++++ Data provided ++++

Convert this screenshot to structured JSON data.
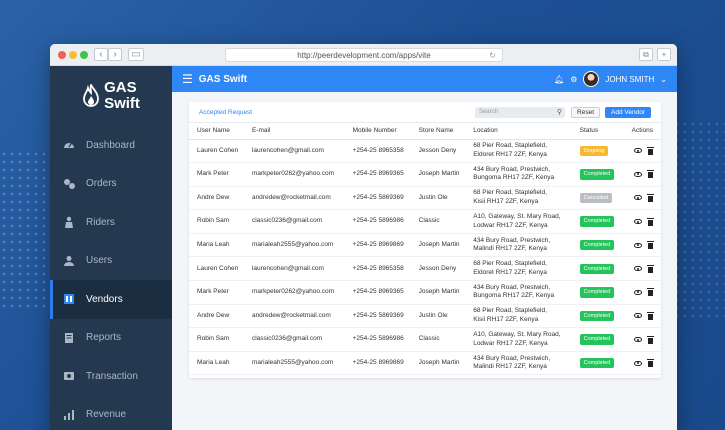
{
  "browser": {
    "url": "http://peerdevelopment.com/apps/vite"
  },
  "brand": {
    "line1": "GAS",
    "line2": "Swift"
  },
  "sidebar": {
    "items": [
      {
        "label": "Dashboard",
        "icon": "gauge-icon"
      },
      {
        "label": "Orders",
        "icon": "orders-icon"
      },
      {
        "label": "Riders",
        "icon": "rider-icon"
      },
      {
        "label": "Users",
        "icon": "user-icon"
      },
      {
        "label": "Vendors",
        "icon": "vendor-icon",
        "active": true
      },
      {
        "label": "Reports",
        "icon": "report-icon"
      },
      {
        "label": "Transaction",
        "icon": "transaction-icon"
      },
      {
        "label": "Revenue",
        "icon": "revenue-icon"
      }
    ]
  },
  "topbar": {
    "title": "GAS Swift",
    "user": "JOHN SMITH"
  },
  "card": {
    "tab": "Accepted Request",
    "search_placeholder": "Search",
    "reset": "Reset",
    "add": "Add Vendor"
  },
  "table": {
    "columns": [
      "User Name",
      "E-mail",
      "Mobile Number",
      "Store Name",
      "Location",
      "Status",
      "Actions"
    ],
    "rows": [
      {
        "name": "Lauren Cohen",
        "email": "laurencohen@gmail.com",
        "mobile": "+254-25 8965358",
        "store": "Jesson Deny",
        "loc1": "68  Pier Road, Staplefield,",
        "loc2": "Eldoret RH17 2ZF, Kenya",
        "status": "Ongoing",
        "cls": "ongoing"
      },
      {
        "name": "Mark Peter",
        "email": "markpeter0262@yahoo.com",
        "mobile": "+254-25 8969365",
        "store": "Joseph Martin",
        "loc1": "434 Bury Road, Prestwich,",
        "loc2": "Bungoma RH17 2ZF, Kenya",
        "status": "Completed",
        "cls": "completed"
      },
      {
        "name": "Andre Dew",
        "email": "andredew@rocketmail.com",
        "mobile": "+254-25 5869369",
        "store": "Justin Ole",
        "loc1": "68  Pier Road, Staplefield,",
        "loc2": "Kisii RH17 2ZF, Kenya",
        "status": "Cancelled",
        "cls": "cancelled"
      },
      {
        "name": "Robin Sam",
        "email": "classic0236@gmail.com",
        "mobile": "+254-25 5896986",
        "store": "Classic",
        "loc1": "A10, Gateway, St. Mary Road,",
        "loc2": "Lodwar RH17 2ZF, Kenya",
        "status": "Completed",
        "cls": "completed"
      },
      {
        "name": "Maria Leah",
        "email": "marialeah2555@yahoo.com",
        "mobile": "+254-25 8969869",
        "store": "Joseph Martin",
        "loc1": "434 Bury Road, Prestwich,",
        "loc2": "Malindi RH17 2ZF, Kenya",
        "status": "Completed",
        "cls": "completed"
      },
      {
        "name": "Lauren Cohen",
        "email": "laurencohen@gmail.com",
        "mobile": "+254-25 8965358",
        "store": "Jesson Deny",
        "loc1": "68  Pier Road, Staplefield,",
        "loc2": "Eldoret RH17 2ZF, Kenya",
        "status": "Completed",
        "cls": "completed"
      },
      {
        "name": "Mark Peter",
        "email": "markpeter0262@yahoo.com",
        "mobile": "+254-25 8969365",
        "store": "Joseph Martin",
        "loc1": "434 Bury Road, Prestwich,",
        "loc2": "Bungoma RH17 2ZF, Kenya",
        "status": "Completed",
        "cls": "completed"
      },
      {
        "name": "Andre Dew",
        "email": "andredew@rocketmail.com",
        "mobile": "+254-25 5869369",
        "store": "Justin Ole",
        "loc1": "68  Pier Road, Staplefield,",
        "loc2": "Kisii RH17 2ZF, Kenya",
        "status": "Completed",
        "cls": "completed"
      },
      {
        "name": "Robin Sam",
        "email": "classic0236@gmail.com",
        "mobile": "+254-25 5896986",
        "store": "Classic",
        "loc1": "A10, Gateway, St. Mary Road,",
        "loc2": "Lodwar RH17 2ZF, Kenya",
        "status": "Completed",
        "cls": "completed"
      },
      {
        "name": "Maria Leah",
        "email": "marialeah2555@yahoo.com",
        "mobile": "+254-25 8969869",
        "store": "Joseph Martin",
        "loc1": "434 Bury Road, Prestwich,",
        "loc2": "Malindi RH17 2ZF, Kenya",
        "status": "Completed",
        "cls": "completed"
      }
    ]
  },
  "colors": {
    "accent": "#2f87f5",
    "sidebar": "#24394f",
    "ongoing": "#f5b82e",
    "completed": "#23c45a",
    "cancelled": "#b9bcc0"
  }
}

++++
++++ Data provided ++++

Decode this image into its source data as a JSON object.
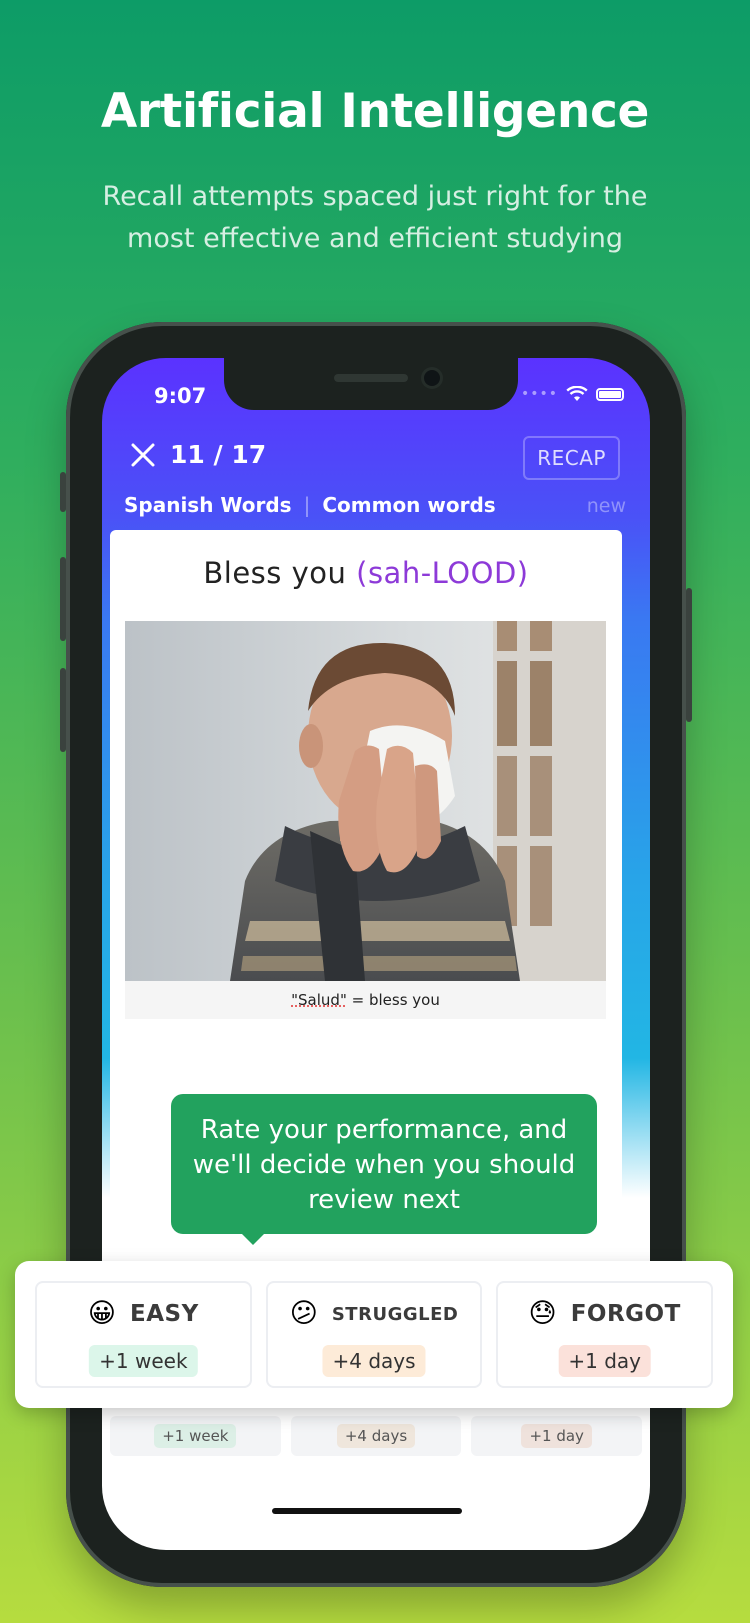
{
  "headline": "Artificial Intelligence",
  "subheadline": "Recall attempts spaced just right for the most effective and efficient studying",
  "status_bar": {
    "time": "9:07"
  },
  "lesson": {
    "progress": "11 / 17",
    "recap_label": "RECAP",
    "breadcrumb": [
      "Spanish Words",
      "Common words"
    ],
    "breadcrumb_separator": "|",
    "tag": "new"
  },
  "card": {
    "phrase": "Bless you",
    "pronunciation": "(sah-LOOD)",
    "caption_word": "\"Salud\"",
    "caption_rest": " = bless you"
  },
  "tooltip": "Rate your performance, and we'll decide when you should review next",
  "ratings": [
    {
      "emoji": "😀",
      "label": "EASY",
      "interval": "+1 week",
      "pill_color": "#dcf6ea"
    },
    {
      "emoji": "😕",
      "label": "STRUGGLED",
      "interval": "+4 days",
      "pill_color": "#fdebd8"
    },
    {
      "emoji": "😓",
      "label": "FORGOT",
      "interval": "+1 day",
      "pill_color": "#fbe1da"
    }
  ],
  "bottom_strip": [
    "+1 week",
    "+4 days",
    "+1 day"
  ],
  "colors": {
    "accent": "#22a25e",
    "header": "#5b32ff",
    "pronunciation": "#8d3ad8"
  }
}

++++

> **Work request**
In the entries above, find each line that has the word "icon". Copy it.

> **Answer below**
        "icon": "gauge-icon"
        "icon": "orders-icon"
        "icon": "rider-icon"
        "icon": "user-icon"
        "icon": "vendor-icon",
        "icon": "report-icon"
        "icon": "transaction-icon"
        "icon": "revenue-icon"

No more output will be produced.